We think it is also worth pointing out that the formulation, “value of an interest of any person in land has been depreciated” is not the same as the basic formulation of the measure of compensation for compulsory purchase under Section 12, Rule 2, of the Land Compensation (Scotland) Act 1963, which refers in terms to open market value. We do not express any view on the application of that test when the whole circumstances of the present case are considered, but we are of the clear view that an applicant for compensation for damage or destruction of a building is entitled to lead evidence of repair or rebuilding costs as potentially relevant, along with other considerations which could be expected also to include market value evidence, in determining the amount of depreciation in the value of the applicant’s interest. The Tribunal then requires to reach an opinion, on a consideration of all the material placed before it, as to the extent of depreciation in value. It should be made clear, however, that fair notice must be given of the formulation of the claim, the circumstances relied on and the basis for contending for the level of depreciation suggested.
In their written note of argument the respondents referred to Hutchison v Davidson, an Inner House decision on damages at common law in relation to damage to a building. We have found reference to that case interesting in endeavouring to consider the context of this compensation provision, although, as Mr Clark pointed out, Section 11 is clearly not simply a statutory formulation of the common law.
We reject the applicants’ argument under reference to the interpretation obligation under Section 3 of the Human Rights Act 1998 and Article 1 of the First Protocol to the Convention.
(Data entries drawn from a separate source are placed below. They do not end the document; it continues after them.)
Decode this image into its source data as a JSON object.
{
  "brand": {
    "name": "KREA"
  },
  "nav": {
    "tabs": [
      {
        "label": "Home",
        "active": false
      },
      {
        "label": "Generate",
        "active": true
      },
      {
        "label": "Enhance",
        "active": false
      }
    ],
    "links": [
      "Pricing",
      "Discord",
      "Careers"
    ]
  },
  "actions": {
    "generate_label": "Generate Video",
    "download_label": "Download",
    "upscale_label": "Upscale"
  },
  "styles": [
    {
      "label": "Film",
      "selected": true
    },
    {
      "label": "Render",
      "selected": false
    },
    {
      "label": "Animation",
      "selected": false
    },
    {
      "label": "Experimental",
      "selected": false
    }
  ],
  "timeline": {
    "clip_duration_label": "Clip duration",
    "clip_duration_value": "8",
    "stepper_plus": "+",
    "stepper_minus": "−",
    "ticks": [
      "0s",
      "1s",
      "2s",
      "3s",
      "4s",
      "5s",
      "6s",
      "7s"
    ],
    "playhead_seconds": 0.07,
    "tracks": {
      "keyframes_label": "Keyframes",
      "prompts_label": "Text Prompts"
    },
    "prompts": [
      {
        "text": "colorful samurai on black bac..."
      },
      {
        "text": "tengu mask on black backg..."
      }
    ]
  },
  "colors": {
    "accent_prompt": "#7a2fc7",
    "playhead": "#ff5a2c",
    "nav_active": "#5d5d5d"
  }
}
Mr Brown referred to James, which was a case of complete deprivation of the owner of his interest. He submitted that Article 1 also covers interference with the right to peaceful enjoyment of possession. That may very well be right, but on any view this provision does compensate for disturbance of enjoyment of possession. On the material available, we could not find that this compensation scheme produces a measure of compensation which does not bear a reasonable proportion to the aim sought to be realised, it being clear that there is a wide margin of appreciation in providing a fair balance and proportionality. The other case referred to, Pressos, involved deprivation, by retrospective legislation, of an established right to damages. There is nothing of that kind here. Section 11 as we interpret it is in our view compatible with the Convention right.
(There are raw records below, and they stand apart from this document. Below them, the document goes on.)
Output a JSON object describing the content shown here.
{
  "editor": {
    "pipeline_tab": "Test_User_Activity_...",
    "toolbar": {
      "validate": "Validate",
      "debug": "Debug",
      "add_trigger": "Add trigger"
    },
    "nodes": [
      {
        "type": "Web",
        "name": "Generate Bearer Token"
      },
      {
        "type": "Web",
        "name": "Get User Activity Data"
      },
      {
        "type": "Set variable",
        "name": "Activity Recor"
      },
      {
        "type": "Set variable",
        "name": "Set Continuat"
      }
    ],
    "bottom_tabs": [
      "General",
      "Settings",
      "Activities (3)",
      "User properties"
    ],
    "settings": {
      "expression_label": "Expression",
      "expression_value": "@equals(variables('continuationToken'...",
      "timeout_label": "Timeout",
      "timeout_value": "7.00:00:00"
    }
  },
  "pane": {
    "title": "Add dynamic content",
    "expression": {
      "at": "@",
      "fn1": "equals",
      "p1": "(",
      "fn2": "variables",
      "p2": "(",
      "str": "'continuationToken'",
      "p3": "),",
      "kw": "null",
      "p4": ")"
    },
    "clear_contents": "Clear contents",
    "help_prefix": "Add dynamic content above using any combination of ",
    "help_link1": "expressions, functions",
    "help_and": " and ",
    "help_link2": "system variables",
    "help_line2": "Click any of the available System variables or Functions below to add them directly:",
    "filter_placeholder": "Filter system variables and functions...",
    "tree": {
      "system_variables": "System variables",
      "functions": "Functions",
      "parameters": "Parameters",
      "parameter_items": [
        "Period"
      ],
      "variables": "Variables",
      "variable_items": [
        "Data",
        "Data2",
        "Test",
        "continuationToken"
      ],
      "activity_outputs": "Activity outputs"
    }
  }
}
In these circumstances, we shall allow further periods for amendment, if so advised, of this application and answers. The parties may wish to consider their respective positions and explore the possibility of resolution, and the Tribunal’s order will allow appropriate time for that purpose.